- _Problem to solve_: What's needed is a word-for-word retyping of the entries below, pictures omitted.

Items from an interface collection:
*****

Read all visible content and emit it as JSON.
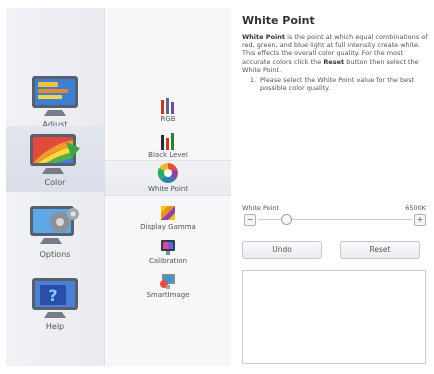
{
  "categories": [
    {
      "label": "Adjust",
      "icon": "adjust-monitor-icon"
    },
    {
      "label": "Color",
      "icon": "color-monitor-icon"
    },
    {
      "label": "Options",
      "icon": "options-monitor-icon"
    },
    {
      "label": "Help",
      "icon": "help-monitor-icon"
    }
  ],
  "subitems": [
    {
      "label": "RGB",
      "icon": "rgb-bars-icon"
    },
    {
      "label": "Black Level",
      "icon": "black-level-bars-icon"
    },
    {
      "label": "White Point",
      "icon": "white-point-color-wheel-icon"
    },
    {
      "label": "Display Gamma",
      "icon": "display-gamma-icon"
    },
    {
      "label": "Calibration",
      "icon": "calibration-icon"
    },
    {
      "label": "SmartImage",
      "icon": "smartimage-icon"
    }
  ],
  "panel": {
    "title": "White Point",
    "desc_term": "White Point",
    "desc_1": " is the point at which equal combinations of red, green, and blue light at full intensity create white. This effects the overall color quality. For the most accurate colors click the ",
    "desc_reset": "Reset",
    "desc_2": " button then select the White Point.",
    "step_num": "1.",
    "step_text": "Please select the White Point value for the best possible color quality.",
    "slider_label": "White Point",
    "slider_value": "6500K",
    "slider_level": 0.18,
    "minus": "−",
    "plus": "+",
    "undo": "Undo",
    "reset": "Reset"
  }
}
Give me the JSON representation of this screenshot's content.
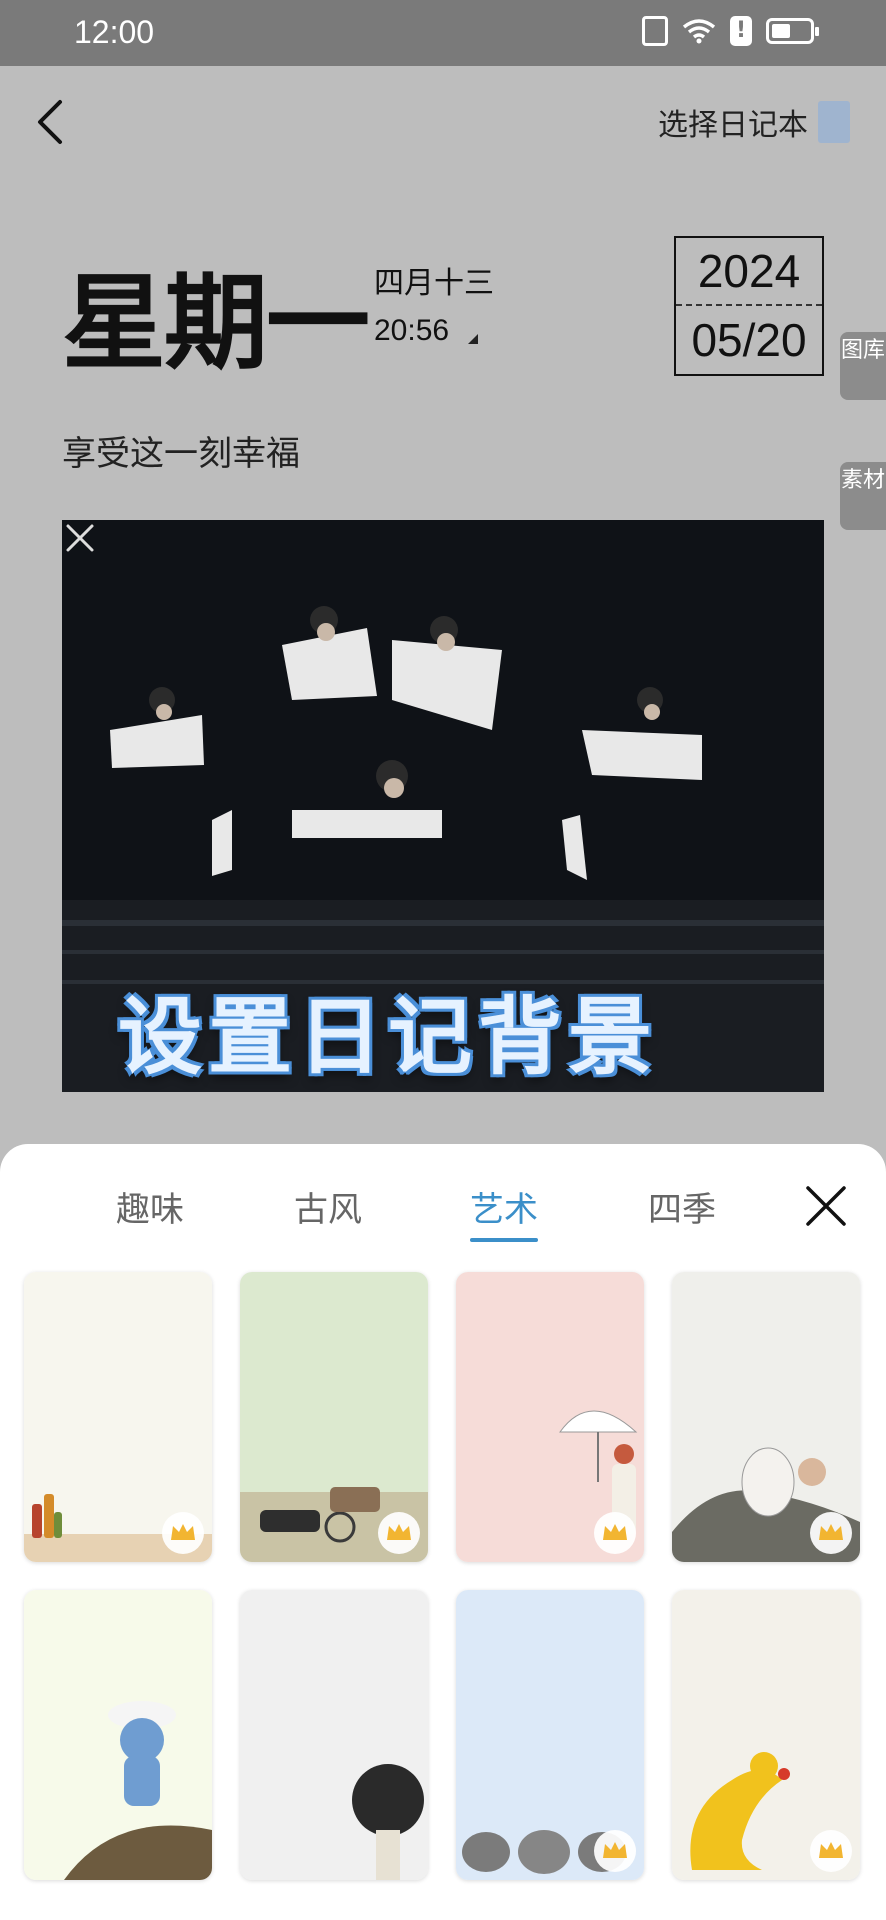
{
  "status_bar": {
    "time": "12:00"
  },
  "header": {
    "select_notebook": "选择日记本",
    "notebook_color": "#9fb4cf"
  },
  "entry": {
    "weekday": "星期一",
    "lunar_date": "四月十三",
    "time": "20:56",
    "year": "2024",
    "month_day": "05/20",
    "text": "享受这一刻幸福"
  },
  "side_tabs": {
    "gallery": "图库",
    "material": "素材"
  },
  "photo_caption": "设置日记背景",
  "sheet": {
    "tabs": [
      {
        "label": "趣味",
        "active": false
      },
      {
        "label": "古风",
        "active": false
      },
      {
        "label": "艺术",
        "active": true
      },
      {
        "label": "四季",
        "active": false
      }
    ],
    "backgrounds": [
      {
        "name": "vase-room",
        "premium": true
      },
      {
        "name": "horse-carriage",
        "premium": true
      },
      {
        "name": "umbrella-girl",
        "premium": true
      },
      {
        "name": "white-tiger",
        "premium": true
      },
      {
        "name": "smurf-cat",
        "premium": false
      },
      {
        "name": "microphone",
        "premium": false
      },
      {
        "name": "stone-monkeys",
        "premium": true
      },
      {
        "name": "banana-duck",
        "premium": true
      }
    ]
  },
  "colors": {
    "accent": "#3b8fc9",
    "crown": "#f2b531",
    "overlay": "#bdbdbd"
  }
}
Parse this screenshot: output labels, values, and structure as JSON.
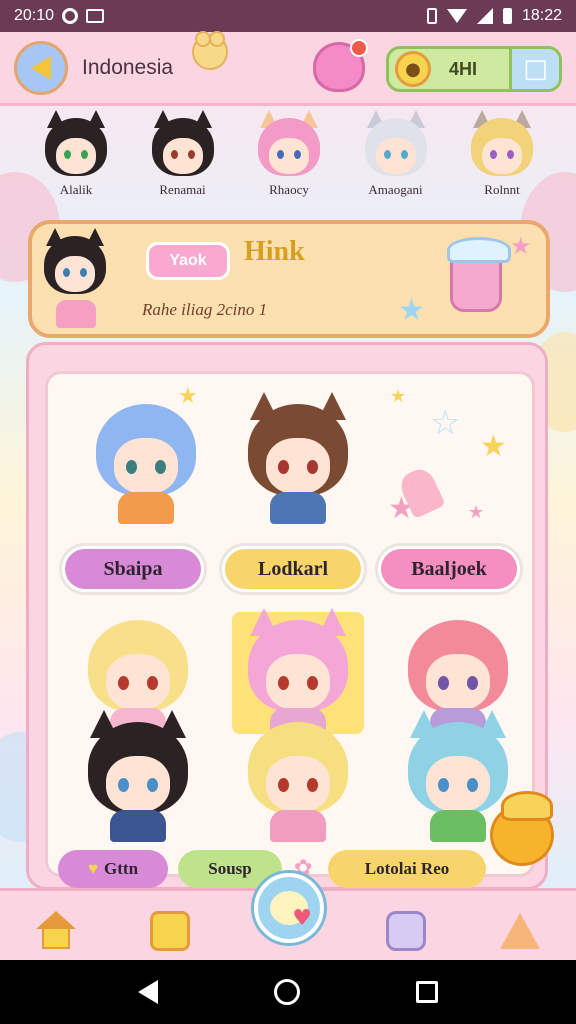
{
  "status_bar": {
    "time_left": "20:10",
    "time_right": "18:22"
  },
  "header": {
    "title": "Indonesia",
    "coins": "4HI"
  },
  "avatars": [
    {
      "name": "Alalik",
      "hair": "#2b2224",
      "ear": "#2b2224",
      "eye": "#3e9f52"
    },
    {
      "name": "Renamai",
      "hair": "#2b2224",
      "ear": "#2b2224",
      "eye": "#9a3a28"
    },
    {
      "name": "Rhaocy",
      "hair": "#f49ac6",
      "ear": "#f7c79a",
      "eye": "#4a6cb8"
    },
    {
      "name": "Amaogani",
      "hair": "#e0e2ea",
      "ear": "#c9cbd6",
      "eye": "#5aa6c8"
    },
    {
      "name": "Rolnnt",
      "hair": "#f3d37a",
      "ear": "#bda8a0",
      "eye": "#9b5fc0"
    }
  ],
  "profile": {
    "bubble": "Yaok",
    "title": "Hink",
    "subtitle": "Rahe iliag 2cino 1"
  },
  "characters": {
    "row1": [
      {
        "hair": "#8fb6f0",
        "eye": "#3c7e7f",
        "body": "#f29b4d"
      },
      {
        "hair": "#7a4a33",
        "eye": "#a7362e",
        "body": "#4d76b5"
      }
    ],
    "row2": [
      {
        "hair": "#f8e08a",
        "eye": "#b6392d",
        "body": "#f7b6cf"
      },
      {
        "hair": "#f4a7d6",
        "eye": "#b6392d",
        "body": "#e7a7d0"
      },
      {
        "hair": "#f28a9a",
        "eye": "#7355a8",
        "body": "#b89bd9"
      }
    ],
    "row3": [
      {
        "hair": "#2b2224",
        "eye": "#4a8fc8",
        "body": "#3b5591"
      },
      {
        "hair": "#f6df80",
        "eye": "#b6392d",
        "body": "#f09dc0"
      },
      {
        "hair": "#8fd2e6",
        "eye": "#4a8fc8",
        "body": "#6cbe63"
      }
    ]
  },
  "buttons": {
    "b1": "Sbaipa",
    "b2": "Lodkarl",
    "b3": "Baaljoek",
    "bottom1": "Gttn",
    "bottom2": "Sousp",
    "bottom3": "Lotolai Reo"
  },
  "colors": {
    "purple_pill": "#d98ad6",
    "yellow_pill": "#f8d56a",
    "pink_pill": "#f58fbf",
    "green_pill": "#bfe38a"
  }
}
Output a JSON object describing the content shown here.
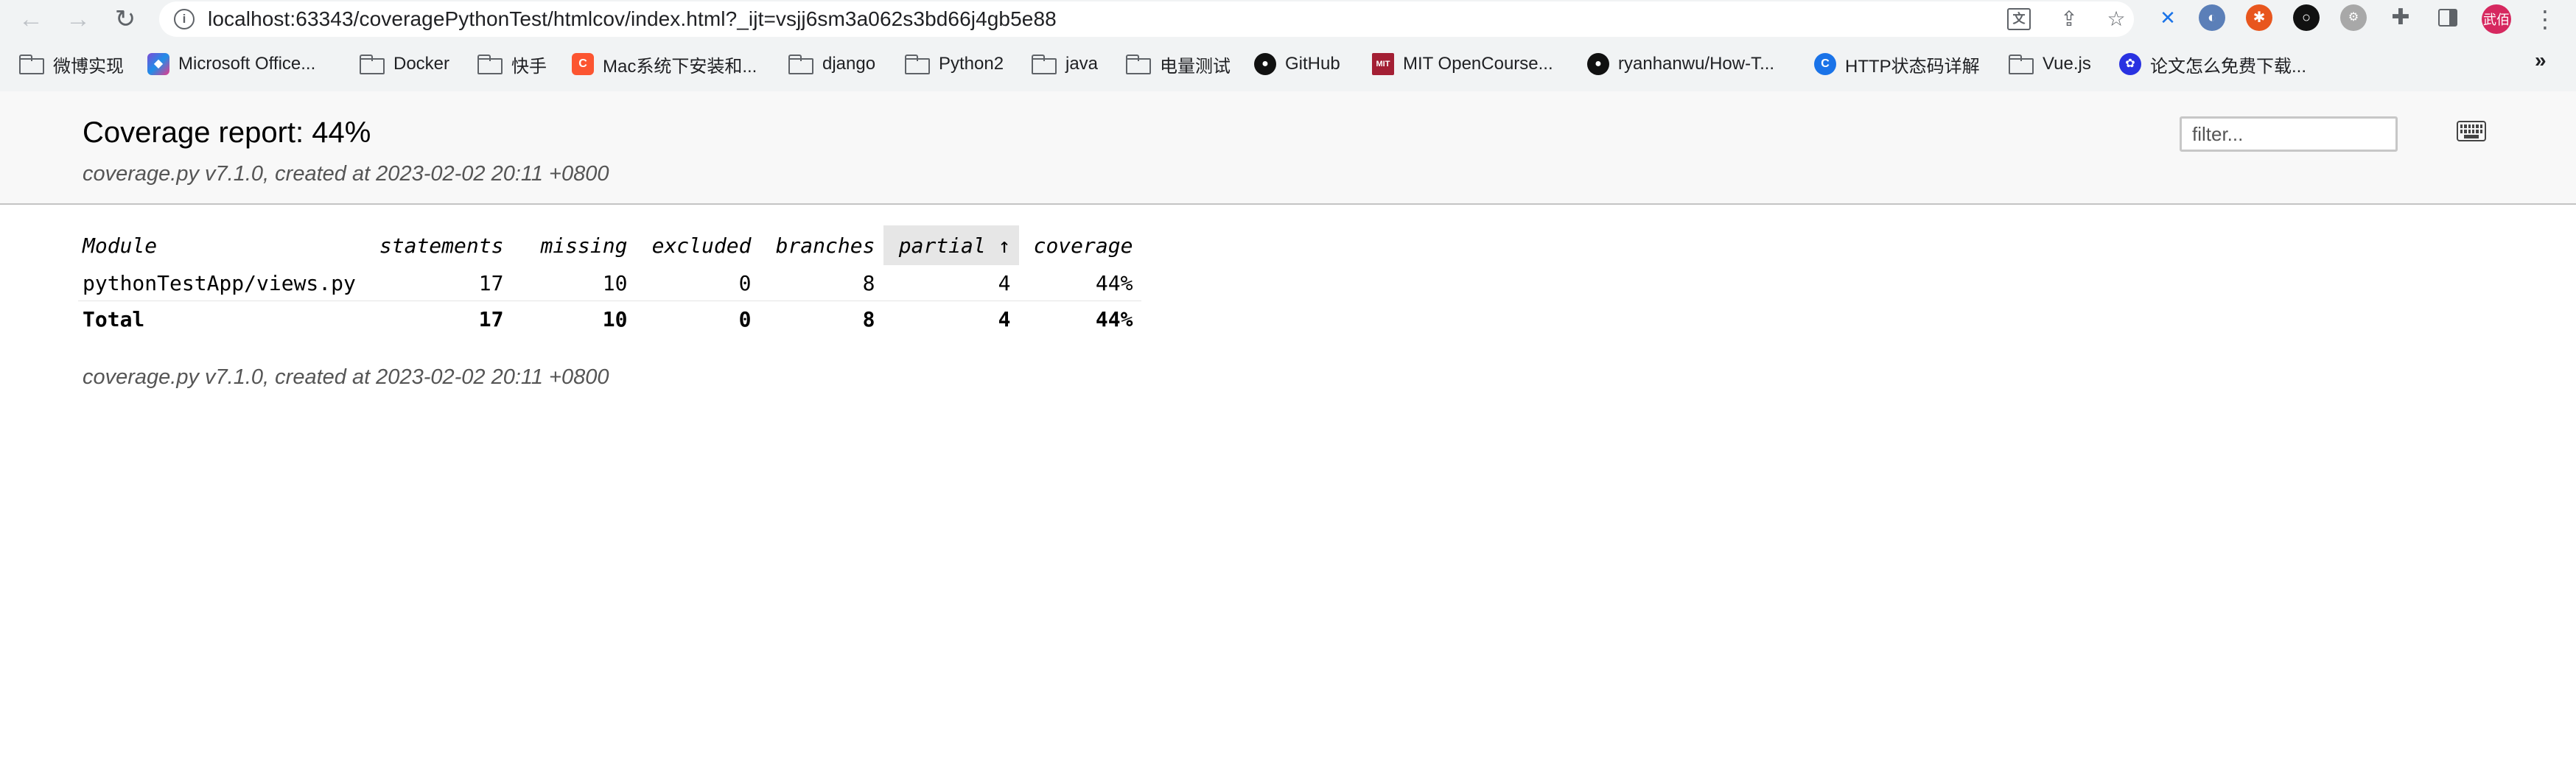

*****

- _Written answer_:
Read all visible content and emit it as JSON.
{
  "categories": [
    {
      "label": "Adjust",
      "icon": "adjust-monitor-icon"
    },
    {
      "label": "Color",
      "icon": "color-monitor-icon"
    },
    {
      "label": "Options",
      "icon": "options-monitor-icon"
    },
    {
      "label": "Help",
      "icon": "help-monitor-icon"
    }
  ],
  "subitems": [
    {
      "label": "RGB",
      "icon": "rgb-bars-icon"
    },
    {
      "label": "Black Level",
      "icon": "black-level-bars-icon"
    },
    {
      "label": "White Point",
      "icon": "white-point-color-wheel-icon"
    },
    {
      "label": "Display Gamma",
      "icon": "display-gamma-icon"
    },
    {
      "label": "Calibration",
      "icon": "calibration-icon"
    },
    {
      "label": "SmartImage",
      "icon": "smartimage-icon"
    }
  ],
  "panel": {
    "title": "White Point",
    "desc_term": "White Point",
    "desc_1": " is the point at which equal combinations of red, green, and blue light at full intensity create white. This effects the overall color quality. For the most accurate colors click the ",
    "desc_reset": "Reset",
    "desc_2": " button then select the White Point.",
    "step_num": "1.",
    "step_text": "Please select the White Point value for the best possible color quality.",
    "slider_label": "White Point",
    "slider_value": "6500K",
    "slider_level": 0.18,
    "minus": "−",
    "plus": "+",
    "undo": "Undo",
    "reset": "Reset"
  }
}
Give me the JSON representation of this screenshot's content.
{
  "status_bar": {
    "time": "12:00"
  },
  "header": {
    "select_notebook": "选择日记本",
    "notebook_color": "#9fb4cf"
  },
  "entry": {
    "weekday": "星期一",
    "lunar_date": "四月十三",
    "time": "20:56",
    "year": "2024",
    "month_day": "05/20",
    "text": "享受这一刻幸福"
  },
  "side_tabs": {
    "gallery": "图库",
    "material": "素材"
  },
  "photo_caption": "设置日记背景",
  "sheet": {
    "tabs": [
      {
        "label": "趣味",
        "active": false
      },
      {
        "label": "古风",
        "active": false
      },
      {
        "label": "艺术",
        "active": true
      },
      {
        "label": "四季",
        "active": false
      }
    ],
    "backgrounds": [
      {
        "name": "vase-room",
        "premium": true
      },
      {
        "name": "horse-carriage",
        "premium": true
      },
      {
        "name": "umbrella-girl",
        "premium": true
      },
      {
        "name": "white-tiger",
        "premium": true
      },
      {
        "name": "smurf-cat",
        "premium": false
      },
      {
        "name": "microphone",
        "premium": false
      },
      {
        "name": "stone-monkeys",
        "premium": true
      },
      {
        "name": "banana-duck",
        "premium": true
      }
    ]
  },
  "colors": {
    "accent": "#3b8fc9",
    "crown": "#f2b531",
    "overlay": "#bdbdbd"
  }
}
Parse this screenshot: output labels, values, and structure as JSON.
{
  "status_bar": {
    "time_left": "20:10",
    "time_right": "18:22"
  },
  "header": {
    "title": "Indonesia",
    "coins": "4HI"
  },
  "avatars": [
    {
      "name": "Alalik",
      "hair": "#2b2224",
      "ear": "#2b2224",
      "eye": "#3e9f52"
    },
    {
      "name": "Renamai",
      "hair": "#2b2224",
      "ear": "#2b2224",
      "eye": "#9a3a28"
    },
    {
      "name": "Rhaocy",
      "hair": "#f49ac6",
      "ear": "#f7c79a",
      "eye": "#4a6cb8"
    },
    {
      "name": "Amaogani",
      "hair": "#e0e2ea",
      "ear": "#c9cbd6",
      "eye": "#5aa6c8"
    },
    {
      "name": "Rolnnt",
      "hair": "#f3d37a",
      "ear": "#bda8a0",
      "eye": "#9b5fc0"
    }
  ],
  "profile": {
    "bubble": "Yaok",
    "title": "Hink",
    "subtitle": "Rahe iliag 2cino 1"
  },
  "characters": {
    "row1": [
      {
        "hair": "#8fb6f0",
        "eye": "#3c7e7f",
        "body": "#f29b4d"
      },
      {
        "hair": "#7a4a33",
        "eye": "#a7362e",
        "body": "#4d76b5"
      }
    ],
    "row2": [
      {
        "hair": "#f8e08a",
        "eye": "#b6392d",
        "body": "#f7b6cf"
      },
      {
        "hair": "#f4a7d6",
        "eye": "#b6392d",
        "body": "#e7a7d0"
      },
      {
        "hair": "#f28a9a",
        "eye": "#7355a8",
        "body": "#b89bd9"
      }
    ],
    "row3": [
      {
        "hair": "#2b2224",
        "eye": "#4a8fc8",
        "body": "#3b5591"
      },
      {
        "hair": "#f6df80",
        "eye": "#b6392d",
        "body": "#f09dc0"
      },
      {
        "hair": "#8fd2e6",
        "eye": "#4a8fc8",
        "body": "#6cbe63"
      }
    ]
  },
  "buttons": {
    "b1": "Sbaipa",
    "b2": "Lodkarl",
    "b3": "Baaljoek",
    "bottom1": "Gttn",
    "bottom2": "Sousp",
    "bottom3": "Lotolai Reo"
  },
  "colors": {
    "purple_pill": "#d98ad6",
    "yellow_pill": "#f8d56a",
    "pink_pill": "#f58fbf",
    "green_pill": "#bfe38a"
  }
}
Output a JSON object describing the content shown here.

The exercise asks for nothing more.